:: Records for the task ::
--- START ---
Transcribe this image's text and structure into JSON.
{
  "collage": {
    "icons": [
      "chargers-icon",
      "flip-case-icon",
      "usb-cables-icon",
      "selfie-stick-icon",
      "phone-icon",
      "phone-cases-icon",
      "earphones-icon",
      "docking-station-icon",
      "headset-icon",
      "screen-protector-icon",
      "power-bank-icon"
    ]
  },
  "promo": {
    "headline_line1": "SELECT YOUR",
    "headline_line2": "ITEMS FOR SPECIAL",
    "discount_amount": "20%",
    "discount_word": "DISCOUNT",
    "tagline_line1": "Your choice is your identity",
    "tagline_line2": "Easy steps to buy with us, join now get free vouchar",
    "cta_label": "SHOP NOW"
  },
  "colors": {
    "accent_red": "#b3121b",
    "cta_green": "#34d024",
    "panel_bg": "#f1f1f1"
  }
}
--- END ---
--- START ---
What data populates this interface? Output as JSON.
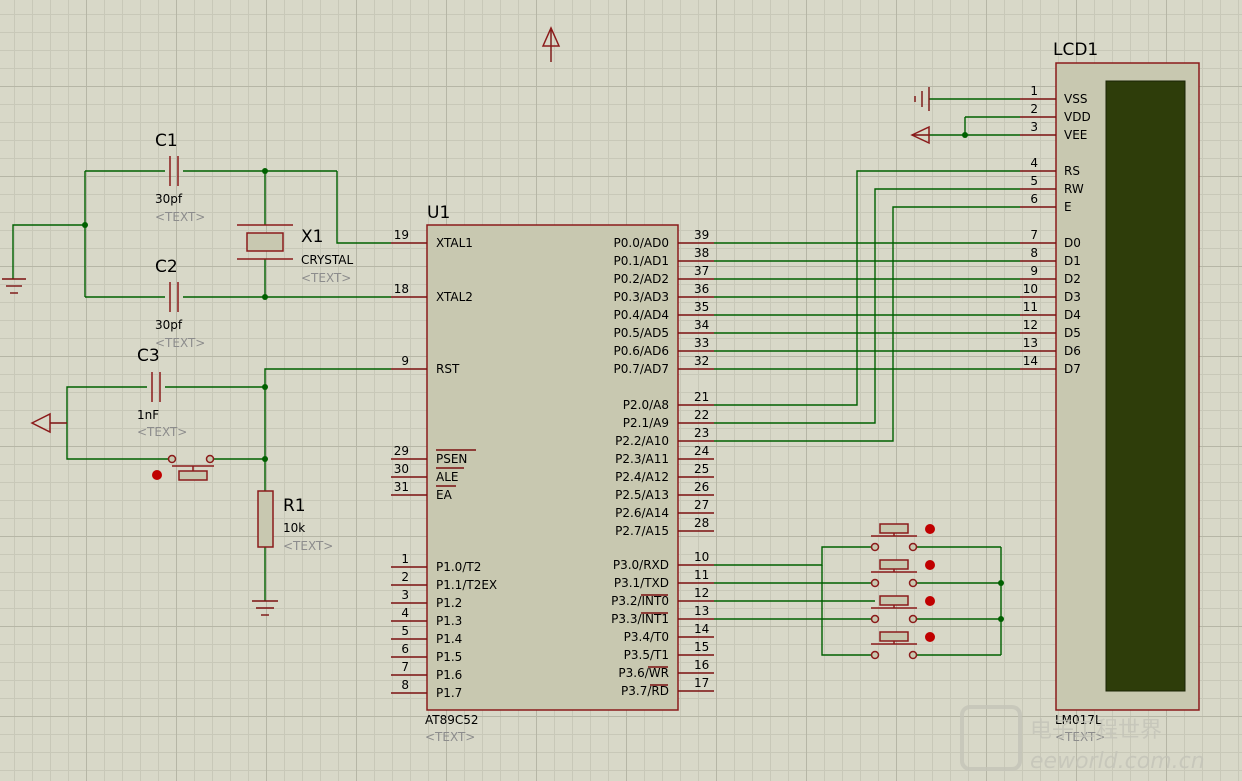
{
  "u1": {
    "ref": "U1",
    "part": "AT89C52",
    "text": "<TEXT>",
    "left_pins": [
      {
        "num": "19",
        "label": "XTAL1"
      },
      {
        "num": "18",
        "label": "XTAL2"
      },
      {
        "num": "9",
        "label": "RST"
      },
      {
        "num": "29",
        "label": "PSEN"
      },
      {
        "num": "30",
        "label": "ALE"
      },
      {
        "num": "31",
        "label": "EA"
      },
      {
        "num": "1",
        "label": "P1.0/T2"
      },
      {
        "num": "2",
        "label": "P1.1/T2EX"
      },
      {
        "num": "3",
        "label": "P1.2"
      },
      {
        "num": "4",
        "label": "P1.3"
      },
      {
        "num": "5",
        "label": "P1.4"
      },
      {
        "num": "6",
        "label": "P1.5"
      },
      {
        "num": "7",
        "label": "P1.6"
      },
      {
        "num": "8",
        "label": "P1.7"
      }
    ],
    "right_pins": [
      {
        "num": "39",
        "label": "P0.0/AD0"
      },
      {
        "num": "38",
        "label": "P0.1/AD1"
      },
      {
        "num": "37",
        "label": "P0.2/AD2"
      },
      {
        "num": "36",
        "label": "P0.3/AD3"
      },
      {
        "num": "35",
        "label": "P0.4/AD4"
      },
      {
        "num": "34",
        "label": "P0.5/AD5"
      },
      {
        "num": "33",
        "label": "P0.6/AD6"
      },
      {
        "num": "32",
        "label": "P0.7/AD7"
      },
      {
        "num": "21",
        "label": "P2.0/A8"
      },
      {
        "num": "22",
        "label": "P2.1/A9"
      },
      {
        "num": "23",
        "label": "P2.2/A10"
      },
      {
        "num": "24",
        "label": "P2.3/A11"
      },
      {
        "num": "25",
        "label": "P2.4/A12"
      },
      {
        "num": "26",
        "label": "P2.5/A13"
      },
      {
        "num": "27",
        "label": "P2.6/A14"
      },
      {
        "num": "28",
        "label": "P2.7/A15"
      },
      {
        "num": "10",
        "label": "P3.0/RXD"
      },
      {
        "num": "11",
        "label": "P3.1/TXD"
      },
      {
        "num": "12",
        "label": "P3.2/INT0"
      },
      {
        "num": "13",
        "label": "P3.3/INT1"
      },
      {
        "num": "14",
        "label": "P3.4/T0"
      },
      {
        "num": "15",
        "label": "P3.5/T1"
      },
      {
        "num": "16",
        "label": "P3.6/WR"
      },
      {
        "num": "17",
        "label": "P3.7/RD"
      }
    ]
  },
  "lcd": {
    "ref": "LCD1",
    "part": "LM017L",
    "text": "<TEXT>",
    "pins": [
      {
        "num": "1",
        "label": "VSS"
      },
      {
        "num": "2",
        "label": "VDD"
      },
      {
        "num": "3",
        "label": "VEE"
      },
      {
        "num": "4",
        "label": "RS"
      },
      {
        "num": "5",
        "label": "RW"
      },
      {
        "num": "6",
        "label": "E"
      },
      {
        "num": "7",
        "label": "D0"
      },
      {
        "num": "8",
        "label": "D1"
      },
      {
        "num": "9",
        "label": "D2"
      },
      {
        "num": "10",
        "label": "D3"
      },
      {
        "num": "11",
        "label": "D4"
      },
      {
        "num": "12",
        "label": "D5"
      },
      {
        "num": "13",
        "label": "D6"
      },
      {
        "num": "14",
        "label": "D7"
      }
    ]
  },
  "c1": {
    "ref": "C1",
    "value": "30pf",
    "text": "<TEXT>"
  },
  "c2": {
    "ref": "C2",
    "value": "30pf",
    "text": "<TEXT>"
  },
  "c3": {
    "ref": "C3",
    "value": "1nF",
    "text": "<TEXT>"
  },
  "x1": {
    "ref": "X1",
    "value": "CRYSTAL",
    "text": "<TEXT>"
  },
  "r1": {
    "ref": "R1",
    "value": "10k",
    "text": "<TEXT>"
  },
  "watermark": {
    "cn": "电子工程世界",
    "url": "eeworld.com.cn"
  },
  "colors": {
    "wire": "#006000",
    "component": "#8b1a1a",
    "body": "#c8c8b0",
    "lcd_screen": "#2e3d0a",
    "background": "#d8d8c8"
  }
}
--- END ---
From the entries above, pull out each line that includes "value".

    "value": "30pf",
    "value": "30pf",
    "value": "1nF",
    "value": "CRYSTAL",
    "value": "10k",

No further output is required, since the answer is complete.